My research is at the intersection of Comparative Politics and International Relations, and I focus on conflict, nonviolence, and identity politics. I completed a PhD in political science at the University of Maryland-College Park in May 2019. From August 2018-May 2020, I was an Instructor of Political Science at Colorado Mesa University, in Grand Junction, Colorado. Currently, I am an Assistant Professor of Political Science at the University of Wisconsin, La Crosse, in La Crosse, Wisconsin.
In my dissertation, "To Campaign, Protest, or Take up Arms: Ethnic Minority Strategies under the shadow of Ethnic Majority Fragmentation," I examine how fragmentation within ethnically mobilized groups that control the government (e.g., ethnic political majorities) impacts whether ethnopolitical minority organizations use electoral politics, nonviolence, or violence to achieve their strategic goals.

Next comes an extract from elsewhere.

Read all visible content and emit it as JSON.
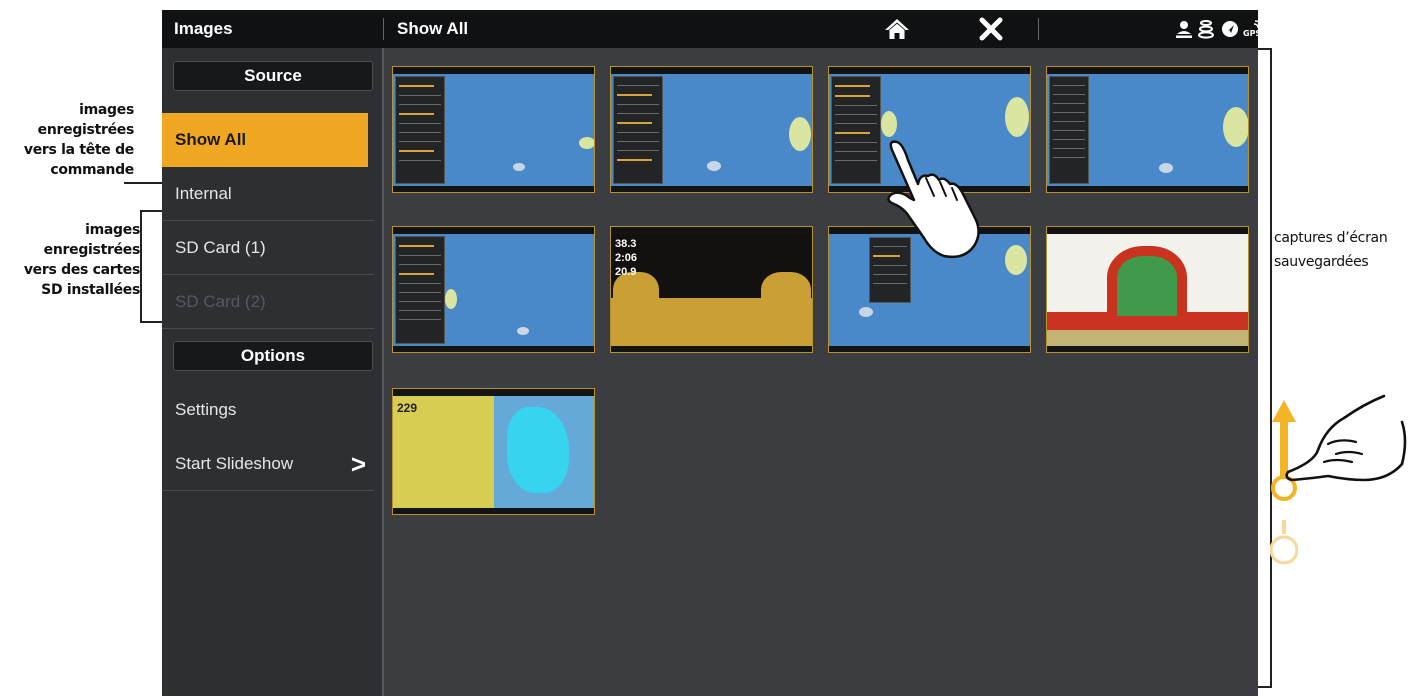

Studies have shown that fragmentation within ethnic minority groups impacts the strategies that they use. I argue, however, that ethnically mobilized groups that control the government may be just as fragmented and competitive as the minorities over which they govern, and that fragmentation within them affects the strategic choices of ethnopolitical minority organizations.
The dissertation includes two original measures of majority fragmentation, one based on roll call voting data collected during fieldwork in Sri Lanka and the other based on ethnic party seat share; elite interviews conducted during fieldwork in Sri Lanka; and an original cross-national database on majority fragmentation across a global sample of countries.
I am also interested in what causes organizations to mobilize along ethnic, multi-ethnic, or non-ethnic lines, how mobilization strategies change over time, and what causes organizations within ethnically mobilized groups to cooperate with each other. My other research interests include electoral politics under authoritarianism and the determinants of state repression.
My research has been funded by the National Consortium for the Study of Terrorism and Responses to Terrorism (START).
From 2011-2016, I worked as the project coordinator of the All Minorities and Risk (AMAR) Project, which is housed at the University of Maryland's Center for International Development and Conflict Management (CIDCM).